As I write in The Local and other select websites, churning out budgets is the heart of public governance, theoretically directing where moneys are allocated for whatever priorities dictated by duly elected representatives, presumably acting on behalf of their constituencies. The bottom line is that budgets are the essence of what governments do.

Except in too many governments, in cities such as Malibu, the constituencies, out of ignorance or indifference, too often relinquish the budget process to a rapacious burgeoning bureaucracy. And their priorities unfortunately tend to be self-serving rather than public serving, such as padding their payroll and pensions, and cozying up to and coddling consultants and special interests for whatever nefarious reasons.

With that admittedly prejudicial view of government, I note Malibu’s City Hall these days is following up on the heartfelt recent pleas of the Woolsey Fire victims that prompted, if not shamed, the City Council to direct staff to revise the municipal budget. This is being done to allow permitting fees for rebuilding burn outs be waived by at least 75 per cent, which could save befallen homeowners up to $10,000.

That it had to take a determined, vocal contingent of victims to get a mostly mealy mouthed council and addled staff headed by a controlling city manager to act six months after the fire says something about the city’s callous, greedy governance.

To be sure, there has been a lot of hand wringing at City Hall over the fire. But according to many victims there has not been much shoulders-to-the wheel help from an inconstant staff, and an unrepentant hard assed Fire Department. Some of the experiences reported on social media have been harrowing.

What was the worst fire in Malibu’s history demands the foremost response by City Hall, financially, administratively and personally. And really so what if it would set a precedent, as an ever-cautious councilperson warned, and that the budget would be compromised.

It was calculated that cutting the fees would cost the city at least $2 million, and that if it wanted to maintain a desired undesignated “rainy day” reserve and balance the budget, it would have to cut some programs.

Various programs were mentioned, including postponing the solar  paneling of city hall, but typically the reworking of the budget details was bounced by Council back to staff, and that means back to the city manager’s desk, behind closed doors.

That is exactly where it should not be these days when her performance is being questioned by a growing contingent of concerned residents, and hopefully a consultant team hired by the city.
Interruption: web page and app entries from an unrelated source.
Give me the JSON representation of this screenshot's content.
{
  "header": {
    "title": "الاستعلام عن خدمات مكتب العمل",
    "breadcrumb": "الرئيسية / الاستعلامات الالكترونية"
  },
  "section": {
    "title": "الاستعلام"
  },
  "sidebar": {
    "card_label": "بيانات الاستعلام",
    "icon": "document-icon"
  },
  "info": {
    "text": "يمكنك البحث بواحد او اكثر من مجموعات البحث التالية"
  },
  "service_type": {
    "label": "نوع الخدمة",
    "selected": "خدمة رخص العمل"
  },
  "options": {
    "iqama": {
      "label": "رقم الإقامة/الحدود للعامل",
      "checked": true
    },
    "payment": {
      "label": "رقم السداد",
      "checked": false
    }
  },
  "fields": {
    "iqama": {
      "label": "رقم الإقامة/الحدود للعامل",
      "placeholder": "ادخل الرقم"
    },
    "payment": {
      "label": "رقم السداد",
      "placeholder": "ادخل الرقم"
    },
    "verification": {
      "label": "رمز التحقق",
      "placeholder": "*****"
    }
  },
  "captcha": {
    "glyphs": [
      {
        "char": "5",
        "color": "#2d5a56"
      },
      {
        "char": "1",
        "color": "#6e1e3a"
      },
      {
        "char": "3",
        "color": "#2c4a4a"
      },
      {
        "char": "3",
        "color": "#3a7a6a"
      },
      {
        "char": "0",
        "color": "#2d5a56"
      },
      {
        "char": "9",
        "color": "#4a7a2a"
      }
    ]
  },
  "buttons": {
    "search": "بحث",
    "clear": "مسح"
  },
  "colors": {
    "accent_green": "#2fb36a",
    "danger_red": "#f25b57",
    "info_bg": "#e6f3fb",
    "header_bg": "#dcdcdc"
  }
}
She should not be given the opportunity to favor select people and programs in exchange for support, as she has baldly done in the past and is in position to continue.

Instead, I suggest the Council consider as other cities have instituting so called  “participatory budgeting,” a transparent process in which citizens participate in open decisions what  programs are to be funded or not.

That includes the cherry consultant contracts the city quietly awards and the generous travel expenses the city manager approves for herself and select councilpersons.

I suspect there is a lot of gravy hidden in Malibu’s budget that could be better used to ease the pain and suffering caused by the Woolsey Fire, rather than on some questionable junkets, and grants and contracts for arbitrary projects.

Too bold for a buttoned-up governance like slothful Malibu? Then in the interest of home grown democracy, how about some citizen input and oversight?